By Jason O’Day
Online dating is a multi-billion dollar industry, dominated by the Match Group corporation. Match Group owns Hinge, Tinder, OkCupid, PlentyOfFish, and of course Match.com. Some of the Match Group’s biggest competitors include Bumble, MeetMe, and most recently – Facebook Dating. Most of these websites track locations as permitted by users so they can see how close they are to one another.
“Those kind of location based or GPS based proximity functions can end up offering location information that might be more specific than what people feel comfortable with,” said Alison Oliver, a professor of human sexuality at the University of Iowa. “You can have people who are seeking out opportunities to meet someone without consenting first or negotiating that.”
Oliver said that users in sparsely populated rural areas are especially vulnerable in this regard because the process of elimination becomes simpler for stalkers when they can track their current distance from the person behind the profile. Some women post pictures of themselves on their porches or in their front yards, which makes them relatively easy targets for uninvited guests.

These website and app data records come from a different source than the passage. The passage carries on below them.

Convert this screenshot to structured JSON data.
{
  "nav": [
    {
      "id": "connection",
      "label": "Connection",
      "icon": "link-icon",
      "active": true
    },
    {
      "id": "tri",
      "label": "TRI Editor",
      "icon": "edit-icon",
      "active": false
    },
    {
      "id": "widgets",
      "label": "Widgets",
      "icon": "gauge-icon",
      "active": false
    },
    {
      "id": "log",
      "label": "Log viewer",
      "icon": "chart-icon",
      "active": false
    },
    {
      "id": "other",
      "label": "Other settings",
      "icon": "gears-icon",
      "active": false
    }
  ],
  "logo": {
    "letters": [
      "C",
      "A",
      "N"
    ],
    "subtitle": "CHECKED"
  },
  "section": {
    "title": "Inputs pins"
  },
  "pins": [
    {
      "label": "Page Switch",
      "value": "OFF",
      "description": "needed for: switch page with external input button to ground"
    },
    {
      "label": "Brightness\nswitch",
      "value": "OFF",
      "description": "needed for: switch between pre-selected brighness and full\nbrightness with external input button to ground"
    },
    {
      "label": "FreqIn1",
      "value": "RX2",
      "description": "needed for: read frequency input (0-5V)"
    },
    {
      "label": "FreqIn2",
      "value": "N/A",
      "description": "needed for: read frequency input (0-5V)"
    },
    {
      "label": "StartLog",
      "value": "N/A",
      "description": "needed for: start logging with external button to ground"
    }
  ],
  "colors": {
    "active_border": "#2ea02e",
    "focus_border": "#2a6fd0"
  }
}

The proliferation of online dating has had interesting ramifications for people interested in BDSM related sexual activities. BDSM stands for Bondage Discipline Sadism and Masochism. Oliver said that when someone expresses BDSM sexual preferences on a dating profile, that is interpreted as a willingness to do anything in bed or have sexual intercourse right after the first date. Such mismatched expectations can lead to uncomfortable scenarios.
Oliver described BDSM activities as a skill-set, and said the internet allows those who engage in them to better vet each other. Given the risky nature of those activities, participants often like to establish clear guidelines of consent before getting out the whips and chains. These people constitute a small percentage of the online dating community, as most users are seeking relationships closer to what is generally considered mainstream.
Madeline Goetz is a student at the University of Iowa. She said Tinder is the only dating platform she has ever used, and only had negative experiences with the platform. One of those included a man showing at her apartment complex even though she had canceled their date. He sat in the parking for so long that she almost called security.
When asked if she felt better about normal dating than Tinder, Goetz laughed and replied, “I’ve had some pretty bad experiences outside of Tinder. So, just not good luck in general.”
Grace Lundy is also a UI student, and a friend of Goetz who was at her apartment when the disgruntled Tinder match showed up. Lundy said she’s never used an online dating service because she’s been in a committed relationship since high school.
Gus Zuccaro is an accounting major, and a senior at the University of Iowa. He has used Tinder, Bumble, and Hinge to find dates. Zuccaro said he liked the overall layout of Hinge the most, but found that it didn’t have very many users nearby in the Iowa City area. He appreciated that Hinge offered more than the pictures and short bios on Tinder, but got more use out of Tinder because there’s more people on it.
Zuccaro said he stopped using online dating platforms because it’s easier for him to meet women through mutual friends, in his classes, or at the bars in downtown Iowa City. He said the interactions generally felt forced, and that the people he met were different than who they portrayed in their profiles.
Like Tinder, Bumble users swipe to match with each other. Bumble allows a man to message a woman he matches with, only after the woman messages him first.
Sophia Van Dinter, a former student at the University of Iowa who now lives in Milwaukee, said she likes Bumble more than Tinder because Bumble encourages users to provide more information. Van Dinter said she felt like Tinder was all about physical attractiveness. She said she received lots of creepy messages on Tinder, but didn’t really have that problem on Bumble.
“I went on a few dates from Bumble, one that started out decently well, then ended up getting super weird and moving too fast on his end,” Van Dinter said in an email. “I wasn’t into it and ended it immediately.”
When asked what advice she had for men trying to meet women online, Van Dinter said honesty is paramount. She said some women log in searching for a serious relationship, while others are “just looking to get laid,” so men should be clear and transparent about what they want.